For many, many years I have been touting the importance of being proficient with as many different types of turkey calls as possible. The versatility of using several calls makes you much more effective as the gobbler’s preferences are not consistent and can change from one day to the next.
I hunt one particular property where I have documented that the gobblers do not respond well to the box call. I have worked a half-dozen toms into sight with a 4-Play box call without getting a shot. Every time I switched to my slate call, I walked out with a gobbler over my shoulder. I have had other hunts where the only call a bird would answer was a diaphragm call. The pitch of each call is unique, and sometimes only a certain pitch will work.
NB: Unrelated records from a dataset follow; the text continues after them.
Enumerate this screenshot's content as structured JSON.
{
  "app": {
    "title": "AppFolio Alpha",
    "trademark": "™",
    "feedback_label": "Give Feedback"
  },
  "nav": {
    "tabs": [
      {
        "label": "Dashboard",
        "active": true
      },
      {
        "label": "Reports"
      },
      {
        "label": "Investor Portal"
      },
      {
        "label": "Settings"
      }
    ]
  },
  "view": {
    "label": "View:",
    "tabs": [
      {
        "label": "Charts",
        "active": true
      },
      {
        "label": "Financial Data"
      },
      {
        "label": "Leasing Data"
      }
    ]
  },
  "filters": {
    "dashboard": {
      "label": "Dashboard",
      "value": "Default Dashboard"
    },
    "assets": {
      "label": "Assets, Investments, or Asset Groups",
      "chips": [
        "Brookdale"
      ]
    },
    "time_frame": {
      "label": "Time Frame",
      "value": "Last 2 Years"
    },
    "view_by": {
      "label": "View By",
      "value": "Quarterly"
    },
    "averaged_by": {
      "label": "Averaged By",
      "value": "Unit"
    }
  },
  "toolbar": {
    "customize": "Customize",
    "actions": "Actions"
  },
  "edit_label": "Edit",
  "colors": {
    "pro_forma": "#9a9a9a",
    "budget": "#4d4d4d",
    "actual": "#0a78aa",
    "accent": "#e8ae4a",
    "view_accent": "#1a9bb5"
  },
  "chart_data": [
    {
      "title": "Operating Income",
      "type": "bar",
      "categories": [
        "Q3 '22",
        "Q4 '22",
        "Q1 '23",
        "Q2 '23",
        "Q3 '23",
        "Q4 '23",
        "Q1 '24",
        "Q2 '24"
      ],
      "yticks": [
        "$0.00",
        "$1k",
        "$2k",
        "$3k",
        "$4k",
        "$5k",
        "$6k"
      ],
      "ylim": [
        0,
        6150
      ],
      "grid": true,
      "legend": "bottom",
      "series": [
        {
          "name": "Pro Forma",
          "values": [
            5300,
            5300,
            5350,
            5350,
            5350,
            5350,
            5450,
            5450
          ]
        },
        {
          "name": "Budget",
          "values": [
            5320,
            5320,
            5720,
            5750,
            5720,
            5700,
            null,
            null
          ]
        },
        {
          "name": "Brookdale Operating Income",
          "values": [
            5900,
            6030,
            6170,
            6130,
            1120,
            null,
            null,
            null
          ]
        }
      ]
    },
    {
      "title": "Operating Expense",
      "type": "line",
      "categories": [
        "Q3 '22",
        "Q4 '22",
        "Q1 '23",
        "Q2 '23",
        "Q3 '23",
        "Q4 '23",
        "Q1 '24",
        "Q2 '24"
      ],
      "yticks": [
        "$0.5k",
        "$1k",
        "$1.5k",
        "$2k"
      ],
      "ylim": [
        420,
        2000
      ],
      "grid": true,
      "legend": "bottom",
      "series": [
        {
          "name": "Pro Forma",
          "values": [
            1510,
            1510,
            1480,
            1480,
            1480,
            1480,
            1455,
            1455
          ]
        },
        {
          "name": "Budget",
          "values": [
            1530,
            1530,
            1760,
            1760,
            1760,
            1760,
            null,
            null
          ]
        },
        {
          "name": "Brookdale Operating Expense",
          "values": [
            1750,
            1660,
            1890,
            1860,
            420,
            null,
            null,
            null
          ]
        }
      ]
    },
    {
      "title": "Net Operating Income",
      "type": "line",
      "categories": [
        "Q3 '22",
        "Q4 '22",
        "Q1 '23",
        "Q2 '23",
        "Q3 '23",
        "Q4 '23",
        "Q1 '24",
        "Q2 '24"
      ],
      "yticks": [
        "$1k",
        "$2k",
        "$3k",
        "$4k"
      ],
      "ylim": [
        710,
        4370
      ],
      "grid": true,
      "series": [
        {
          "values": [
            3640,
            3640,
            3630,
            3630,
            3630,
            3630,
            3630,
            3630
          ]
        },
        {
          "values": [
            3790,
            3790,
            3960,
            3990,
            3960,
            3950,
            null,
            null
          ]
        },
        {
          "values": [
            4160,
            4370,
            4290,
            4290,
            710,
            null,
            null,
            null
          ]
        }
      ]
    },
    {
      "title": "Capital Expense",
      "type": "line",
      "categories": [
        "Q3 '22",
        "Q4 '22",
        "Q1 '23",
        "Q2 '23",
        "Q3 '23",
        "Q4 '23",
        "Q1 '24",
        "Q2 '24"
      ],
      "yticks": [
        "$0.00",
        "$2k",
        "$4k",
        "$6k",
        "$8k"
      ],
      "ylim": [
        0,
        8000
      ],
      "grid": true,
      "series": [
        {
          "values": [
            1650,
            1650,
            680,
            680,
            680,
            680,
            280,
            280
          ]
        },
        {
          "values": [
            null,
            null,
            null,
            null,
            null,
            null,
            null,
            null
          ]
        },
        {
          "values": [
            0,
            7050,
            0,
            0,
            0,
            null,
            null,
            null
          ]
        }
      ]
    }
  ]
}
There is also a distinct advantage in using two different calls on the same hunt. A great example of this happened just a couple of years ago with me and my middle stepson, Spencer. Spencer now lives and works in Chicago, and only gets home a few times each year. One of those times is always to turkey hunt. I think I was looking forward to our time together in the woods as much as he was.
I scouted one of our favorite spots and set-up a blind, just in case it was raining the only day Spencer had to hunt. Coming home on Easter weekend is a very busy time and Saturday morning was his only window to get with a gobbler. I wanted to give him every possible advantage.
We got to the blind plenty early and got the decoys out well before the first gobble. When the toms woke up there was a gobbler several hundred yards north of us, and two or three screaming toms roughly as far to our self. Since we were already set, we decided to go ahead and try calling from the blind.
Over the next hour, many calls and many gobbles culminated in absolutely nothing. The birds hit the ground, found their strut zones and stayed put. They would gobble on their own and even answer Spence’s 4-Play box call, but they would not move. Sometimes, the best thing to do with toms that will not budge is go to them. So we did.
Spencer wanted to make a move to the south to put us closer to the greater number of gobbling toms. I knew of a bottom field along the creek that would easily split the distance between us and the turkeys. We made the move quickly and quietly, and were set at 7:30. There had not been a gobble since just before we moved.
We put out three decoys. I use a strutting jake called the B-Mobile from Primos and two real hen decoys. I also put a real fan on the jake, making the decoy spread irresistible to mature gobblers. Jakes will come to them too, but adult toms hate seeing a jake with two hens in the spring.
Spencer made a couple of calling sequences with his box with no response. The toms had shut down gobbling completely. It was deadly quiet. I knew hens had been on nests for a couple weeks, so I was confident they were not henned-up. We just had to exercise some patience … or not.
About 15-minutes from the time we sat down, a gobble rang out from about 150-yards down the creek. Spencer played hard to get and did not answer. A few minutes passed, and Spence made a few light yelps on the box. The tom answered immediately from about 100-yards. My young partner put the call down and picked up his gun.
This was a very smart move for two reasons—first, getting caught by a gobbler with your gun in your lap is inexcusable. Second, he knew I was 10-yards behind him with the video camera and could make another call if needed. Just seconds later Spencer turned his head slightly and whispered that the gobbler was in the field.
I saw the tom strutting at about 85-yards. He was turning circles as he spit and drummed trying to intimidate the jake and attract the hens. I picked-up my slate call and made three gobbler clucks. The tom’s reaction was priceless. Staying in full-strut he ran toward the decoys as fast as he could in that position.
He slowed down at 50-yards and I clucked twice more. Now he was totally committed and came right to the three impersonators. Spencer had his 12-gauge magnum loaded with Federal’s #7-shot turkey loads. The huge black bird was strutting between the hens when I made a single putt with my voice. When he raised his head to look, Spencer’s shot went right through it.
At 8:05AM on Spencer Dietrich’s only day to hunt spring gobblers, he put a 23.5-pound bird with an 11-inch beard on the ground. Hugs and high-fives were followed by a short photo session. I had a smile from ear-to-ear when Spencer said, “We’re still a pretty good team.”
My best advice is to get proficient with as many types of calls as you can. There is no predicting exactly what the gobblers will respond to on any given day. Be prepared and get confident with all your calls.